About CF

Cystic Fibrosis is…

…a progressive, genetic (inherited) disease affecting well over 30,000 Americans. It causes the body to produce abnormally thick and sticky mucous that affects the entire body. CF can (and most often will) lead to lung and sinus disease, wreak havoc with the gastrointestinal system (including the pancreas and liver), cause poor growth (due to lack of absorbtion in the GI tract), and even affect fertility. Damage to the pancreas can also cause something known as CFRD ~ Cystic Fibrosis Related Diabetes. Though mostly known for the complications it causes the lungs, many of the other symptoms can be just as severe. (Click herefor more in-depth info.)

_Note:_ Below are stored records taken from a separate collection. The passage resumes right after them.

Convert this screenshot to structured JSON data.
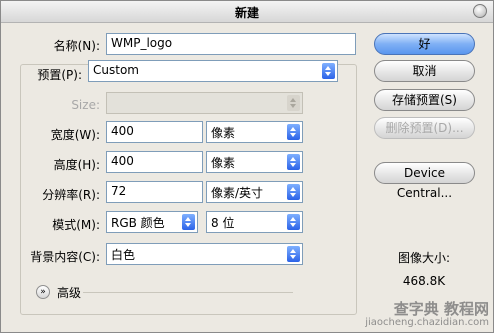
{
  "window": {
    "title": "新建"
  },
  "name": {
    "label": "名称(N):",
    "value": "WMP_logo"
  },
  "preset": {
    "label": "预置(P):",
    "value": "Custom"
  },
  "size": {
    "label": "Size:",
    "value": ""
  },
  "width": {
    "label": "宽度(W):",
    "value": "400",
    "unit": "像素"
  },
  "height": {
    "label": "高度(H):",
    "value": "400",
    "unit": "像素"
  },
  "resolution": {
    "label": "分辨率(R):",
    "value": "72",
    "unit": "像素/英寸"
  },
  "mode": {
    "label": "模式(M):",
    "value": "RGB 颜色",
    "depth": "8 位"
  },
  "background": {
    "label": "背景内容(C):",
    "value": "白色"
  },
  "advanced": {
    "label": "高级"
  },
  "buttons": {
    "ok": "好",
    "cancel": "取消",
    "save_preset": "存储预置(S)",
    "delete_preset": "删除预置(D)...",
    "device_central": "Device Central..."
  },
  "image_size": {
    "label": "图像大小:",
    "value": "468.8K"
  },
  "watermark": {
    "line1": "查字典 教程网",
    "line2": "jiaocheng.chazidian.com"
  },
  "colors": {
    "primary_button": "#7fb0f5",
    "spin_button": "#2c63e8"
  }
}
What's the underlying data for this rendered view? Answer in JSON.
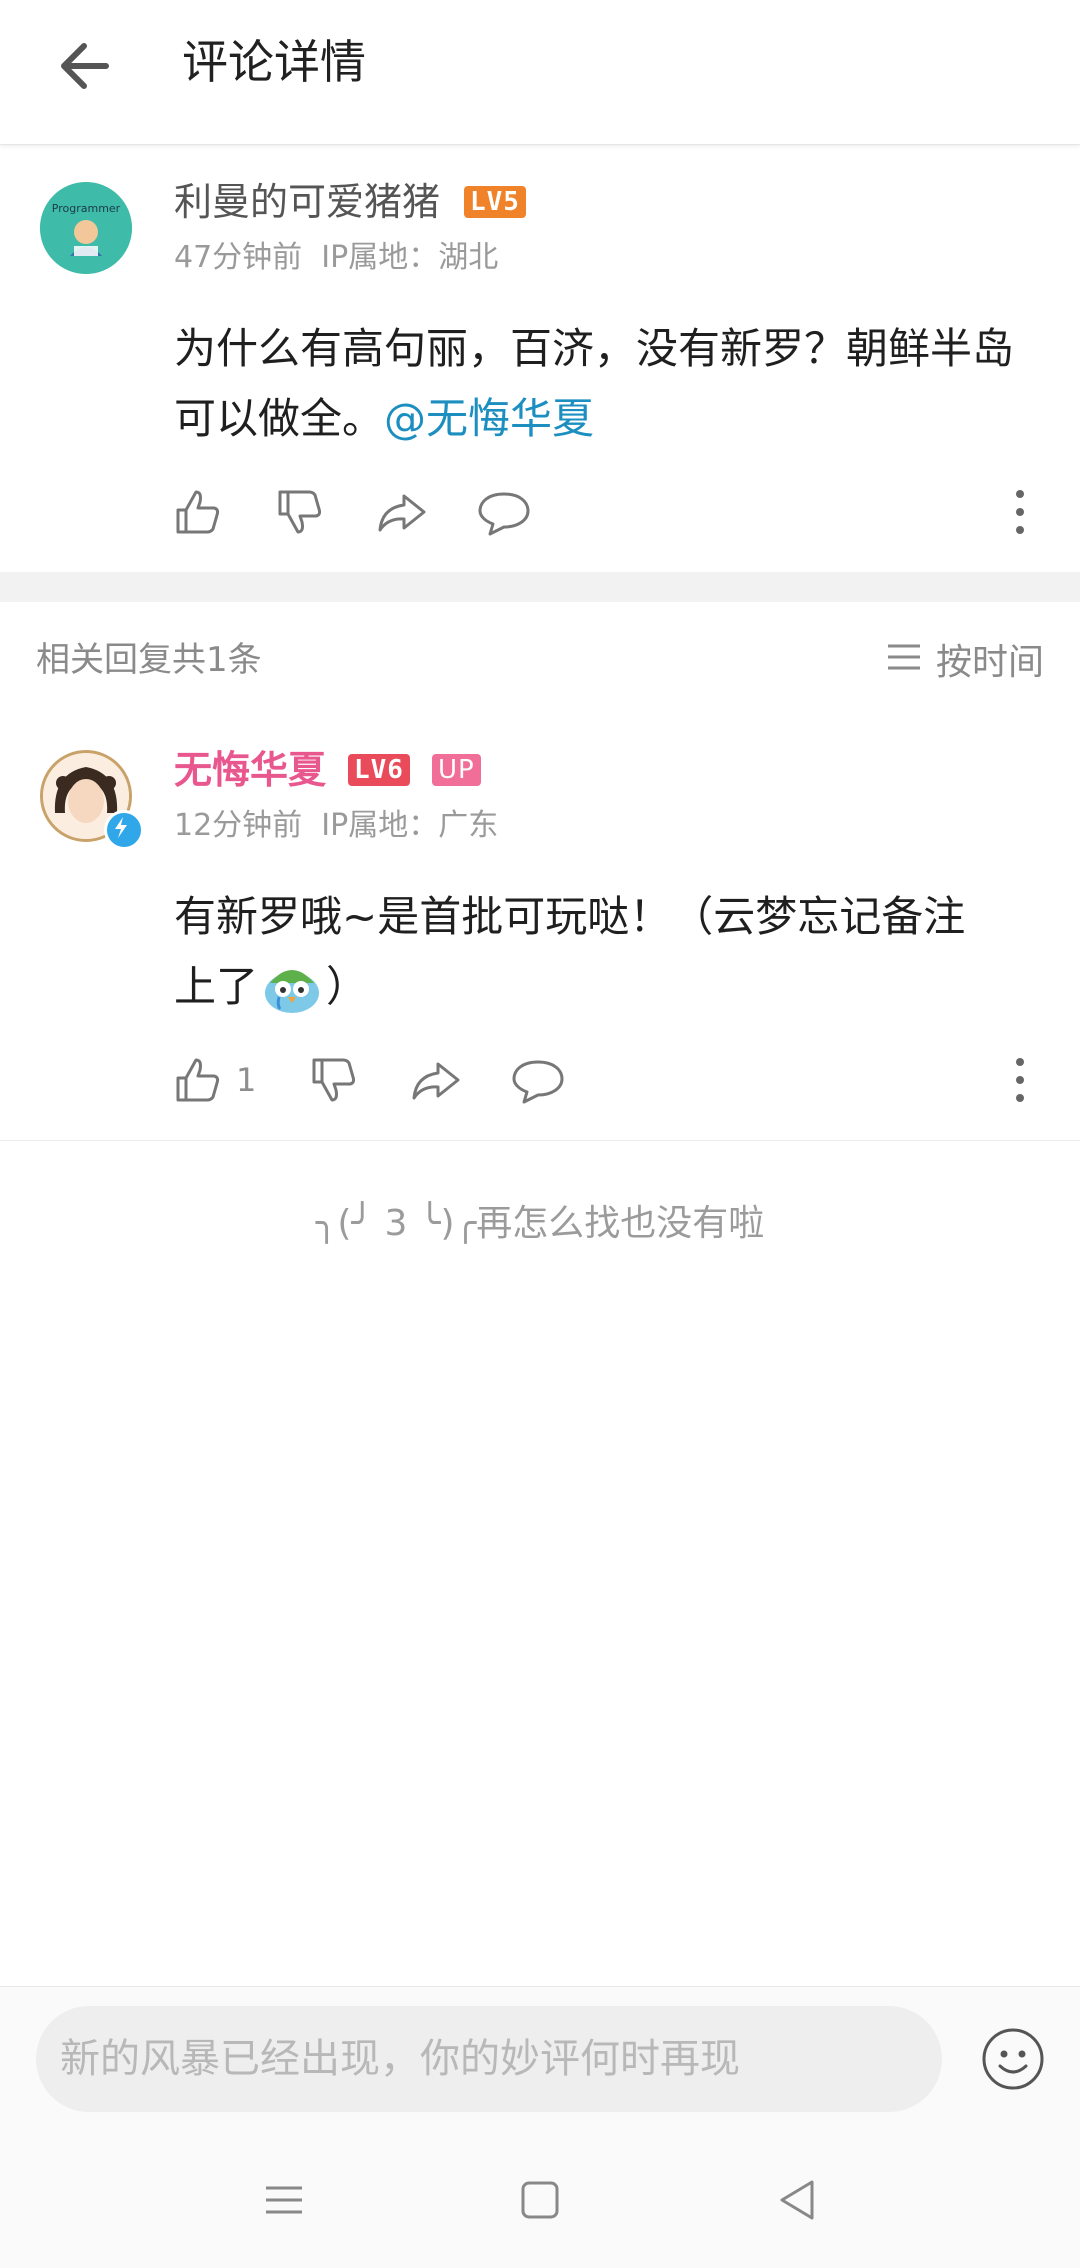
{
  "header": {
    "title": "评论详情"
  },
  "main_comment": {
    "username": "利曼的可爱猪猪",
    "level": "LV5",
    "level_color": "#f0822a",
    "time": "47分钟前",
    "location": "IP属地：湖北",
    "text_before": "为什么有高句丽，百济，没有新罗？朝鲜半岛可以做全。",
    "mention": "@无悔华夏",
    "mention_color": "#1c8fc0"
  },
  "replies": {
    "count_label": "相关回复共1条",
    "sort_label": "按时间"
  },
  "reply": {
    "username": "无悔华夏",
    "username_color": "#e8588f",
    "level": "LV6",
    "level_color": "#e94b5b",
    "up_badge": "UP",
    "up_badge_color": "#f06e97",
    "time": "12分钟前",
    "location": "IP属地：广东",
    "text_line1": "有新罗哦~是首批可玩哒！（云梦忘记备注",
    "text_line2_start": "上了",
    "text_line2_end": "）",
    "emoji_icon": "crying-bird-emoji",
    "like_count": "1"
  },
  "footer": {
    "end_message": "╮(╯ 3 ╰)╭再怎么找也没有啦"
  },
  "input": {
    "placeholder": "新的风暴已经出现，你的妙评何时再现"
  }
}
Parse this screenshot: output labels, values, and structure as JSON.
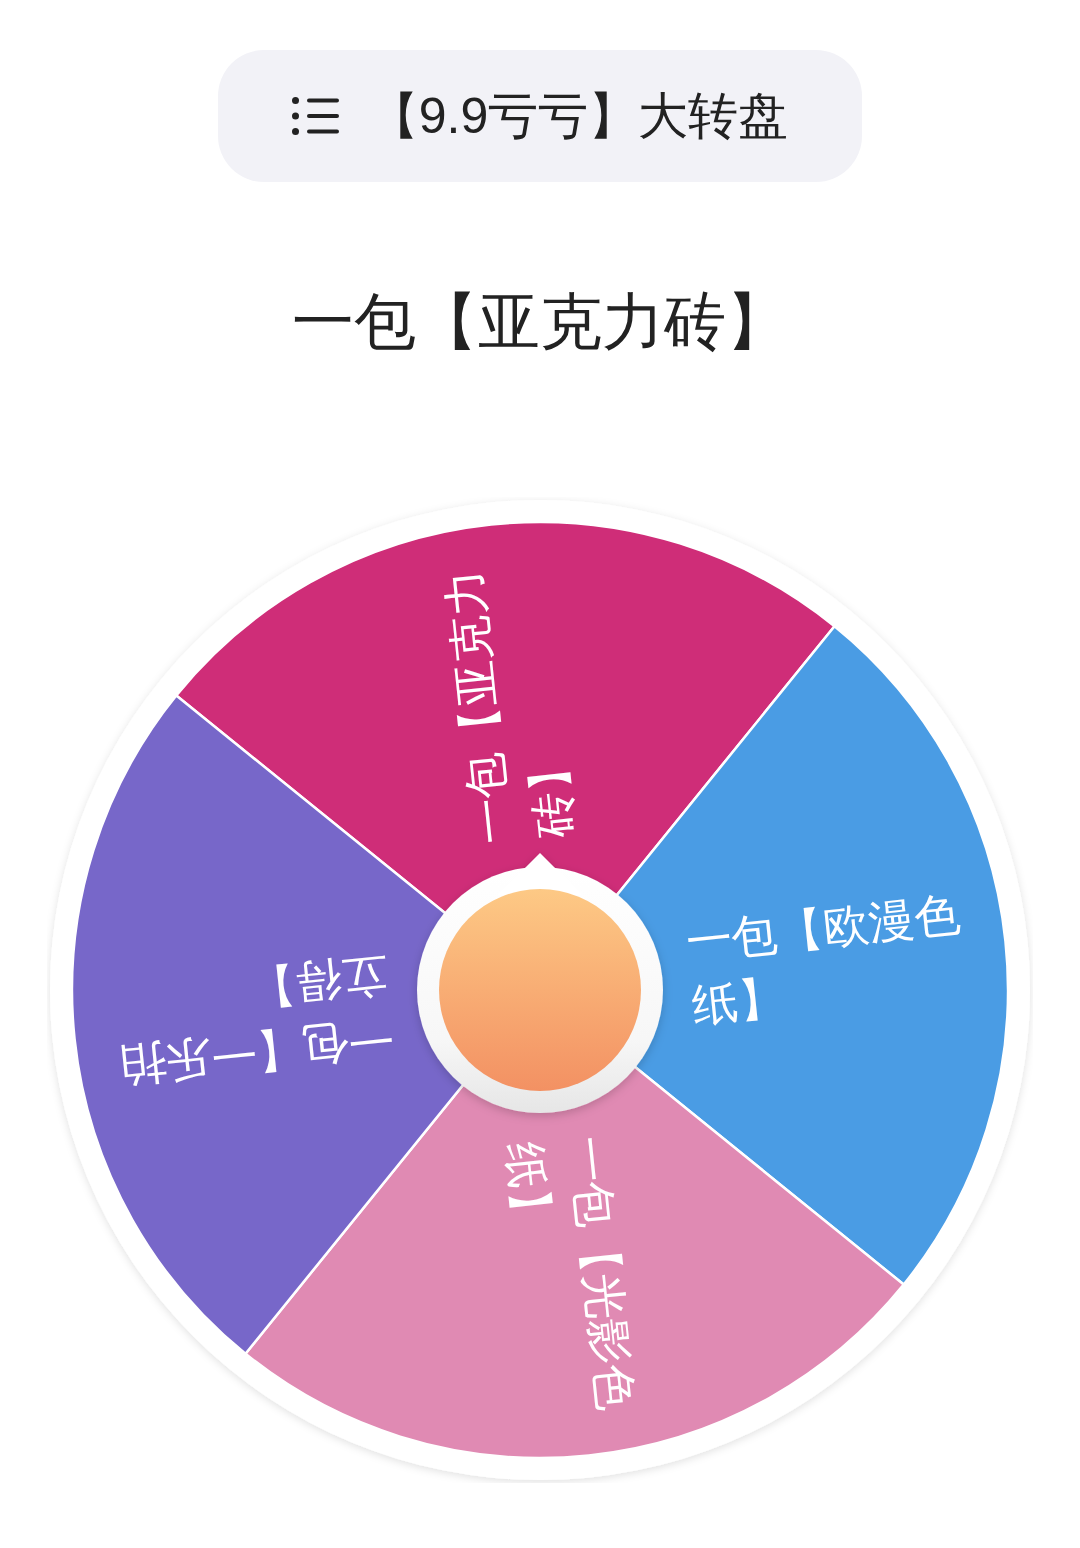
{
  "header": {
    "title": "【9.9亏亏】大转盘"
  },
  "result": {
    "text": "一包【亚克力砖】"
  },
  "wheel": {
    "segments": [
      {
        "label": "一包【亚克力砖】",
        "color": "#cf2d78"
      },
      {
        "label": "一包【欧漫色纸】",
        "color": "#4a9ce4"
      },
      {
        "label": "一包【光影色纸】",
        "color": "#e08ab3"
      },
      {
        "label": "一包【一乐拍立得】",
        "color": "#7767c9"
      }
    ]
  }
}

A child born to a couple who are both carriers the defective CF gene has a 25% chance of having Cystic Fibrosis; a 50% chance of being a carrier of the defective gene (but not have CF) and a 25% chance of being neither a carrier nor having CF. It is estimated that approximately 1 in 31 Americans are symptomless carriers of this defective gene.

Some symptoms of CF can include:

~ very salty-tasting skin

~ difficulty gaining weight despite a large appetite

~ bulky, frequent, greasy, and foul-smelling stools

~ sinus problems (polyps and infections)

~ coughing, breathing troubles, repeated pneumonias, etc.

While these are general symptoms, there are many different ways CF can manifest itself within the body. There are also numerous different mutations and combinations of the CF gene that provide for a varying degree of symptom occurences and levels of severity.

Most people living with CF need to take supplemental digestive enzymes to help them digest and properly the absorb the fat and nutrients from their food; the people in this group are considered to be pancreatic insufficient. A much smaller minority of CF patients do not require the supplemental enzymes; they are considered to be pancreatic sufficient.

Daily airway clearance techniques (including nebulizer and inhaler treatments) are necessary to help keep the lungs clear of the sticky mucous.

Although there are a wide variety of medical therapies available today that help to provide some control of some aspects of the disease, none of them are cures. However, it does give us hope that even more effective treatments will eventually be discovered to continue to shape the way we treat the disease ~ and to continue to improve the quality of life for those living with it. Lung transplants (as well as liver and other organs) are not the answer; they are a bandaid used as an attempt to prolong (and improve the quality of) life and are not very sucessful for so many. Many more die waiting for a transplant. There are some inspirational success stories, but unfortunately those are few and far between. That said, please consider registering as organ donor; you can be someone’s hero.

The current median age for someone with CF (as reported by the Cystic Fibrosis Foundation) is around 37 years. While that is phenomenal progress, we still need to recognize that HALF of all CF patients do not make it that far and we are losing young people every day.